##### Exercise inputs

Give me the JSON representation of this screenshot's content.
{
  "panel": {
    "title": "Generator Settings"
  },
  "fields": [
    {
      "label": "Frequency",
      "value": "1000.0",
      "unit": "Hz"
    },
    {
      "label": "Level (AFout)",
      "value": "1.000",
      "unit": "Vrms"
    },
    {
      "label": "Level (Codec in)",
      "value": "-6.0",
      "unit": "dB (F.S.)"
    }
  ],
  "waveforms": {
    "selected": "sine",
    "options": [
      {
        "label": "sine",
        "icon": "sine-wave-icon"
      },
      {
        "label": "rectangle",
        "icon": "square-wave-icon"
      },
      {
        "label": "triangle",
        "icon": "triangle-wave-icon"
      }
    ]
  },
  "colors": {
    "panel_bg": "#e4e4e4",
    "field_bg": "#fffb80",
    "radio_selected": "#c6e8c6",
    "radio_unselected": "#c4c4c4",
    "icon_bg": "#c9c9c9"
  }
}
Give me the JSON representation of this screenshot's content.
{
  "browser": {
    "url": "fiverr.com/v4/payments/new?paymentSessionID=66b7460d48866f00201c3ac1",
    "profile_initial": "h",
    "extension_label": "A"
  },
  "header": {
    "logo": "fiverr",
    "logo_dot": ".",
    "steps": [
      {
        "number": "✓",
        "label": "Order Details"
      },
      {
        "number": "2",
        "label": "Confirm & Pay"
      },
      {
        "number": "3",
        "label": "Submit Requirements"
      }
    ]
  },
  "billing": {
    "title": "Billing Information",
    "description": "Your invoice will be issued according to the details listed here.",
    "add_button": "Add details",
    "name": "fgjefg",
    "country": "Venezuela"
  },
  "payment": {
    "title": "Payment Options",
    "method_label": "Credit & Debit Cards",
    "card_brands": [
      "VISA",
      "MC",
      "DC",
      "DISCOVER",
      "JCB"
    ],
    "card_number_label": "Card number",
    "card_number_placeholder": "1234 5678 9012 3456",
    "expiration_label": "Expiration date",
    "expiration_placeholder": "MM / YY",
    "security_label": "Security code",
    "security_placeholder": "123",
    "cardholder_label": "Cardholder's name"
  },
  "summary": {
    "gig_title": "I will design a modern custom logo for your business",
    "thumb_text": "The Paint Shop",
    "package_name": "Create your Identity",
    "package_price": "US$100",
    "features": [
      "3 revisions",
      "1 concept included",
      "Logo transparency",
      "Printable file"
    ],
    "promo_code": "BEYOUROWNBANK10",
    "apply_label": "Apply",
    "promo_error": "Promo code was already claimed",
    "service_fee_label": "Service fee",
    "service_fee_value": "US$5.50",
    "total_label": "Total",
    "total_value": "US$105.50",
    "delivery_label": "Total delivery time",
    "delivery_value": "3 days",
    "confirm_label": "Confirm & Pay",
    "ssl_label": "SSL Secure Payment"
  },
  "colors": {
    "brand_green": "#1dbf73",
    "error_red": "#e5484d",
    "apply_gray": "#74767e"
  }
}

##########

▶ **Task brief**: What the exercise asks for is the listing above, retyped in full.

▶ **Expected answer**:
Give me the JSON representation of this screenshot's content.
{
  "panel": {
    "title": "Generator Settings"
  },
  "fields": [
    {
      "label": "Frequency",
      "value": "1000.0",
      "unit": "Hz"
    },
    {
      "label": "Level (AFout)",
      "value": "1.000",
      "unit": "Vrms"
    },
    {
      "label": "Level (Codec in)",
      "value": "-6.0",
      "unit": "dB (F.S.)"
    }
  ],
  "waveforms": {
    "selected": "sine",
    "options": [
      {
        "label": "sine",
        "icon": "sine-wave-icon"
      },
      {
        "label": "rectangle",
        "icon": "square-wave-icon"
      },
      {
        "label": "triangle",
        "icon": "triangle-wave-icon"
      }
    ]
  },
  "colors": {
    "panel_bg": "#e4e4e4",
    "field_bg": "#fffb80",
    "radio_selected": "#c6e8c6",
    "radio_unselected": "#c4c4c4",
    "icon_bg": "#c9c9c9"
  }
}
Give me the JSON representation of this screenshot's content.
{
  "browser": {
    "url": "fiverr.com/v4/payments/new?paymentSessionID=66b7460d48866f00201c3ac1",
    "profile_initial": "h",
    "extension_label": "A"
  },
  "header": {
    "logo": "fiverr",
    "logo_dot": ".",
    "steps": [
      {
        "number": "✓",
        "label": "Order Details"
      },
      {
        "number": "2",
        "label": "Confirm & Pay"
      },
      {
        "number": "3",
        "label": "Submit Requirements"
      }
    ]
  },
  "billing": {
    "title": "Billing Information",
    "description": "Your invoice will be issued according to the details listed here.",
    "add_button": "Add details",
    "name": "fgjefg",
    "country": "Venezuela"
  },
  "payment": {
    "title": "Payment Options",
    "method_label": "Credit & Debit Cards",
    "card_brands": [
      "VISA",
      "MC",
      "DC",
      "DISCOVER",
      "JCB"
    ],
    "card_number_label": "Card number",
    "card_number_placeholder": "1234 5678 9012 3456",
    "expiration_label": "Expiration date",
    "expiration_placeholder": "MM / YY",
    "security_label": "Security code",
    "security_placeholder": "123",
    "cardholder_label": "Cardholder's name"
  },
  "summary": {
    "gig_title": "I will design a modern custom logo for your business",
    "thumb_text": "The Paint Shop",
    "package_name": "Create your Identity",
    "package_price": "US$100",
    "features": [
      "3 revisions",
      "1 concept included",
      "Logo transparency",
      "Printable file"
    ],
    "promo_code": "BEYOUROWNBANK10",
    "apply_label": "Apply",
    "promo_error": "Promo code was already claimed",
    "service_fee_label": "Service fee",
    "service_fee_value": "US$5.50",
    "total_label": "Total",
    "total_value": "US$105.50",
    "delivery_label": "Total delivery time",
    "delivery_value": "3 days",
    "confirm_label": "Confirm & Pay",
    "ssl_label": "SSL Secure Payment"
  },
  "colors": {
    "brand_green": "#1dbf73",
    "error_red": "#e5484d",
    "apply_gray": "#74767e"
  }
}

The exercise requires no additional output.